samedi 8 mai 2021

Luna Cohort Imperial Robot


Hello everyone!
I am back with a second robot for the Luna Cohort: the Imperial Robot from Blackstone Fortress.

This time, we'll have a look at the colours and techniques I used, since you all got the ins and outs of this project reading the previous article.

First of all, a disclaimer: you will not be amazed by the techniques, since everything is super basic and could hardly be simpler. You have been warned!

The picture above shows the colours I have used, a very restricted palette as you see, which makes sense for some very monochromatic models I guess.

The painting process starts with an undercoat of the grey primer spray. This brand is good (that's the one I use at work), but many others do the job equally. Then I spray the model from the very top with Corax white, letting the white cloud do the gradiance job and cast light on the model.

What is particularly fitting for my lunar environement is that this dual spray technique is always a bit powdery, and on top of doing an instant highlight, it looks a bit like the model is covered with moon dust.

The next stage is to circle the rivets, panel line and deepest recesses with Apothecary white, very much using it as a lining tool to add a bit of definition in a subtle way,
I also block some areas with the same colour, like knee and elbow joints, back leg machinery... This is just to have two tones of white, so the model doesn't feel overly monochromatic.

From there, I block all of the areas I want to paint in metal with Black Templar. This is to add a lot of contrast and definition. I also select some areas to be black, generally shoulder and hip joints, but also the ammo belt in the case of that robot. And the pipes.

I then paint some parts in Sycorax Bronze, some in Leadbelcher, some in Plate Mail Metal... The model shows pretty well where the colours are deployed I believe...
For this stage I make sure to leave the recesses in black to keep the definition.

When it is all dry, I apply a coat of 'Ardcoat gloss varnish on the black bits.

It is now time for the transfers, which I apply straight onto the model. When I am sure they are dry, I then put a few thin layers of Stormshield mat varnish to protect the transfers and have a similar mat finish all over the model.

And you know what? That's it!
The model is ready to explore the cold wastelands of Luna!

The next model will probably be another Kastellan Robot, with the fists this time so he has a different silhouette from the first one.

Please ask if you have any question about that painting process, and don't hesitate to drop a little comment ;)


7 commentaires:

  1. Comme annoncé dans le "disclaimer" tu as utilisé des techniques simple, mais je trouve que ça se prête bien à tes objectifs.
    Au-delà de la thématique lunaire, qui est parfaitement atteinte à mon sens, je trouve que surtout sur cette 2eme fig' il y a aussi un aspect "astronaute" qui se dégage. Et je trouve aussi que ça colle bien :-)

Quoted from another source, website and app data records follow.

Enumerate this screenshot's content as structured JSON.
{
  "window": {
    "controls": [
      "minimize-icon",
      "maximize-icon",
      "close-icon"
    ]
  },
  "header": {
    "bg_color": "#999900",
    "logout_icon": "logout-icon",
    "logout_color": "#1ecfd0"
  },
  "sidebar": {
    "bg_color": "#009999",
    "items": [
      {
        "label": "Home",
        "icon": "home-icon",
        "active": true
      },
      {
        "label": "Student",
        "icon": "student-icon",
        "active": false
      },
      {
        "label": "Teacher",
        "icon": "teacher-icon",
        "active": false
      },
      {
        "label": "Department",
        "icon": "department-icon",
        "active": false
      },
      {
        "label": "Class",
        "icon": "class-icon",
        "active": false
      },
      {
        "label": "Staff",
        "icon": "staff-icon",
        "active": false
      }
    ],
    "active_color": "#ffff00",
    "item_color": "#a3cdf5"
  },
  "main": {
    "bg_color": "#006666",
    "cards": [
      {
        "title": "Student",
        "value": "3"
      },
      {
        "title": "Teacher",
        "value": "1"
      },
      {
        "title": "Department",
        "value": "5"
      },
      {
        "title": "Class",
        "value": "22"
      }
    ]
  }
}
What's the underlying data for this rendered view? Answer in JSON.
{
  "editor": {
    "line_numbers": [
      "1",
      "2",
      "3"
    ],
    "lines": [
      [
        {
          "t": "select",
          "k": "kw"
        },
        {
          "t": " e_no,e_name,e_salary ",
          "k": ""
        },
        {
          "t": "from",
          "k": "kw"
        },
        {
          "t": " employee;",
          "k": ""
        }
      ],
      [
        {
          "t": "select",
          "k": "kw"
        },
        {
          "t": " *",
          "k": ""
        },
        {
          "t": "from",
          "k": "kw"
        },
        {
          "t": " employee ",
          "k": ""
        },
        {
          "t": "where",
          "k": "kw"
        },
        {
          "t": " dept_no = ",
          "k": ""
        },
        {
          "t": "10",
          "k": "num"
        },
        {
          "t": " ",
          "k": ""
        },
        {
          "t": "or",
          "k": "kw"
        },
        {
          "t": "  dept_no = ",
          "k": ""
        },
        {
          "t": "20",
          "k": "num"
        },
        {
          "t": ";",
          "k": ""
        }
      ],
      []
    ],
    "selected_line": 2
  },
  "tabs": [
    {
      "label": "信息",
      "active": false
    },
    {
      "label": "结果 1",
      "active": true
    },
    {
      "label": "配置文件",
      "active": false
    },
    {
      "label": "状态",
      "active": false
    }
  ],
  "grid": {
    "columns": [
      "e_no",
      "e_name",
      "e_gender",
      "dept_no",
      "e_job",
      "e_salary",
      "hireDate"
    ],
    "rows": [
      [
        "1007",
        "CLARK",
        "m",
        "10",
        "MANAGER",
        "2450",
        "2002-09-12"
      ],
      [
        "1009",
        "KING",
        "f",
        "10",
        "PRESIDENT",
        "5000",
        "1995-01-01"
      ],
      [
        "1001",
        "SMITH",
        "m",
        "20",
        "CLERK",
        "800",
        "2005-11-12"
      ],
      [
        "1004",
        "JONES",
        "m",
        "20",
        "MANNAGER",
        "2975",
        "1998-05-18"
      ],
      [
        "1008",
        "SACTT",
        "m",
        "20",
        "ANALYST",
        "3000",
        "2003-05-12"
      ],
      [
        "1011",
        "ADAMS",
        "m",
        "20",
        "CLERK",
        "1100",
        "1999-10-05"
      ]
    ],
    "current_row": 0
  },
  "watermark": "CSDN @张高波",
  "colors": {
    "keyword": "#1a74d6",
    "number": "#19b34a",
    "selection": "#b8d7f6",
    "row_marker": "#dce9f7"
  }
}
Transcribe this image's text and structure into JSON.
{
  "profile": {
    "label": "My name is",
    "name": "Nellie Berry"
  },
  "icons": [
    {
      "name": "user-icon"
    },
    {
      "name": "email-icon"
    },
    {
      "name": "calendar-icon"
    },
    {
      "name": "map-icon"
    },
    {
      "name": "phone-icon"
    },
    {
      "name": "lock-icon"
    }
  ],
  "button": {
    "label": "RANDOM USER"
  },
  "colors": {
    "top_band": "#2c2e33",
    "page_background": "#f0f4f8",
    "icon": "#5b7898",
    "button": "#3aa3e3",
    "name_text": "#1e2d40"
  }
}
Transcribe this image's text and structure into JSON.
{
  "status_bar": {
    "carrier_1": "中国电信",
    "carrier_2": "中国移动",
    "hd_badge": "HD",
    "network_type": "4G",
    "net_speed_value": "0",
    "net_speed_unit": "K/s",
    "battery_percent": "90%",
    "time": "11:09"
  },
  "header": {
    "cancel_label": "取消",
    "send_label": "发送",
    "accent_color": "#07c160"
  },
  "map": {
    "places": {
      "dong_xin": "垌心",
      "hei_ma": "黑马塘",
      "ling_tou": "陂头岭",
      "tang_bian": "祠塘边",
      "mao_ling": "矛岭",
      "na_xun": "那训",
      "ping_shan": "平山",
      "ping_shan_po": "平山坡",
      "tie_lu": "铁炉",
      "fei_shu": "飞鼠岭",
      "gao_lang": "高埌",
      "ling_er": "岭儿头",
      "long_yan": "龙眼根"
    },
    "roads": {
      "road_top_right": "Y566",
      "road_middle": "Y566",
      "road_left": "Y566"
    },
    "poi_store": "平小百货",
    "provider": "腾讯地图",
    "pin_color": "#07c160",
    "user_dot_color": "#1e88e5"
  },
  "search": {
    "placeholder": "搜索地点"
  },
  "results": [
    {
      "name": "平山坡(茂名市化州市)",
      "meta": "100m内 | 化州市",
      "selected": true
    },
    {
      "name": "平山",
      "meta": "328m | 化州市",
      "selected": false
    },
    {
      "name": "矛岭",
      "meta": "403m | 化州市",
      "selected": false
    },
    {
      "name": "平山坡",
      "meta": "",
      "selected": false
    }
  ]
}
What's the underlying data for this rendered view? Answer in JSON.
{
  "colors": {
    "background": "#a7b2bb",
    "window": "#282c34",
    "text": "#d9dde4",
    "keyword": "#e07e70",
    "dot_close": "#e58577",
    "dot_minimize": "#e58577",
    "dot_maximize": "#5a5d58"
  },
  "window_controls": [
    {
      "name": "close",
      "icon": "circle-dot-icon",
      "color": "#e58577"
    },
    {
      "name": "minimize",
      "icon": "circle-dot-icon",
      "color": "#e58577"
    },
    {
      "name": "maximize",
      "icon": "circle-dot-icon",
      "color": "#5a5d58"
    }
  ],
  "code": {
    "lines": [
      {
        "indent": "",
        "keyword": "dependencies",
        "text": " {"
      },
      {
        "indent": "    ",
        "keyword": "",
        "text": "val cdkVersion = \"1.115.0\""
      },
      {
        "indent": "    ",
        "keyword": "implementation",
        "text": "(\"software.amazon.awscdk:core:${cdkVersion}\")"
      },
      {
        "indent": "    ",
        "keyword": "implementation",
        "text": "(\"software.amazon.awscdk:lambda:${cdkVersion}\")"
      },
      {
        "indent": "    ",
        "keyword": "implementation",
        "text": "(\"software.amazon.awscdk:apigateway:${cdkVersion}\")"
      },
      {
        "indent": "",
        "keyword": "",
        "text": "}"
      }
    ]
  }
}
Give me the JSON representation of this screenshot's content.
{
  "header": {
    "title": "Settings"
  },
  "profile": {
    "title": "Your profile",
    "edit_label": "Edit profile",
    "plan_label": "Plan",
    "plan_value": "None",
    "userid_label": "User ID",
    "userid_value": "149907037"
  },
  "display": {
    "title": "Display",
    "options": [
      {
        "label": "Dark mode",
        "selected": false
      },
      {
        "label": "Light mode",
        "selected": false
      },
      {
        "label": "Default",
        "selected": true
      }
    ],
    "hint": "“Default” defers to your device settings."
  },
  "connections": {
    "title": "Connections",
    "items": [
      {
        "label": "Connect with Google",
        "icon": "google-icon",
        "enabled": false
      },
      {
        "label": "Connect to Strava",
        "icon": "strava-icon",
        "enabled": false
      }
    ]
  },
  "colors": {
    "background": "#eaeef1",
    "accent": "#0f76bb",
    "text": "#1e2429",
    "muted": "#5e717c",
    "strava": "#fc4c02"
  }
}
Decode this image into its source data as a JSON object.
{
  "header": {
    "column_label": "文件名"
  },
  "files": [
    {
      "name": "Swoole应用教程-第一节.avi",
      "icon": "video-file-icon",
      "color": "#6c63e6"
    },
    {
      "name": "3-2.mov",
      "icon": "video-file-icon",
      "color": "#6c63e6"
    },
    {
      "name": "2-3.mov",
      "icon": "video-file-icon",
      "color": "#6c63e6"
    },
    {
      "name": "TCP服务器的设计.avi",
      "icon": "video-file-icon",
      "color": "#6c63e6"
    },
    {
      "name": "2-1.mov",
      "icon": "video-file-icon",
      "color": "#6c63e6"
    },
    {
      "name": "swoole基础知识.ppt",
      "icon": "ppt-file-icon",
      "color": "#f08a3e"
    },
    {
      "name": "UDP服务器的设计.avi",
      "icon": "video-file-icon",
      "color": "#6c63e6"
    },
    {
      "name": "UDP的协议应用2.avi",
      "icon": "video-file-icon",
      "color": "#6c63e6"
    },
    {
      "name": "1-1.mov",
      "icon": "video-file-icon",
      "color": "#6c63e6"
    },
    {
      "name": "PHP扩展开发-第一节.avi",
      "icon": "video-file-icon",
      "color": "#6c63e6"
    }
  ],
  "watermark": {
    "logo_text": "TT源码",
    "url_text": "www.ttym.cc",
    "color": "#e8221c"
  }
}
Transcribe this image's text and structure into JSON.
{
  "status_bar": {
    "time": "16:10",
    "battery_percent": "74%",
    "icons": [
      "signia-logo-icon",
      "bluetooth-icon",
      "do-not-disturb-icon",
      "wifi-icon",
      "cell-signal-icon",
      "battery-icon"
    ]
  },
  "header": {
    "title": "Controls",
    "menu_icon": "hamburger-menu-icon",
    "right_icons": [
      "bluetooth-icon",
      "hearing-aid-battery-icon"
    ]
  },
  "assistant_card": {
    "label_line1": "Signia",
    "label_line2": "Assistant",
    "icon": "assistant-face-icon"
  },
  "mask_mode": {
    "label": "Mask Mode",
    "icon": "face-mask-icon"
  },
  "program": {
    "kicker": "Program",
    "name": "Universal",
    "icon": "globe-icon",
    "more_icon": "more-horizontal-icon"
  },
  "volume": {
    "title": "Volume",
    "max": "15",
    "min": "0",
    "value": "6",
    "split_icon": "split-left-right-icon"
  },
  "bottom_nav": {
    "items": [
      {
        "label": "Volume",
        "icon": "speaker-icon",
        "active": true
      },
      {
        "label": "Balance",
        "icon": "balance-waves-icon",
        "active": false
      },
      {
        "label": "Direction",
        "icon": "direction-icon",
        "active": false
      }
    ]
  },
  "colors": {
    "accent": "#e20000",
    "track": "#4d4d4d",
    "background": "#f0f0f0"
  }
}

    Tu aurais la référence de ta feuille à faire les transferts par hasard ?

    Bonne continuation sur le 2eme castellan.

    1. Oui tout à fait. C'était dans mes références du premier article, tous les équipements d'exploration spatiale modernes.

      Oui j'ai commandé cette feuille. C'est pour du jet d'encre, si tu as une imprimante laser il faut un autre modèle, et le rendu sera mieux :



  2. Protocole à réaliser après une opération contre... :
    * des orks : netoyage complet afin de se débarasser des spores
    * des représentants de Tzeentch : vérification et réinitialisation complète du système.
    * des représentants de Nurgle : decontamination complète et réparations éventuelle.
    * des maïnoks : envoyer des skitaris, des soeurs de bataille ou des gardes impériaux (selon ce qu'on a sous la main) les récupérer avant qu'ils ne se fassent complètement désosser.

    1. Haha, je ne m'attendais pas à entendre parler des Maïnoks! Excellent !


  3. Ce commentaire a été supprimé par un administrateur du blog.

  4. Massive fan of these, and your part 1!

    I'm curious - you don't appear to use any washes or recess shading. Was this intentional, or am I misreading the steps?

    Also, how did you achieve the "moon-like" base? Looks like you have a crater on one of them.

  5. Thanks Captain Betts!
    If I remember well, I did a lining with Apothecary white in the recesses. But most of the shading is generated by the 2 tones spray.

    The craters are actually cut in the base and sculpted with wood putty.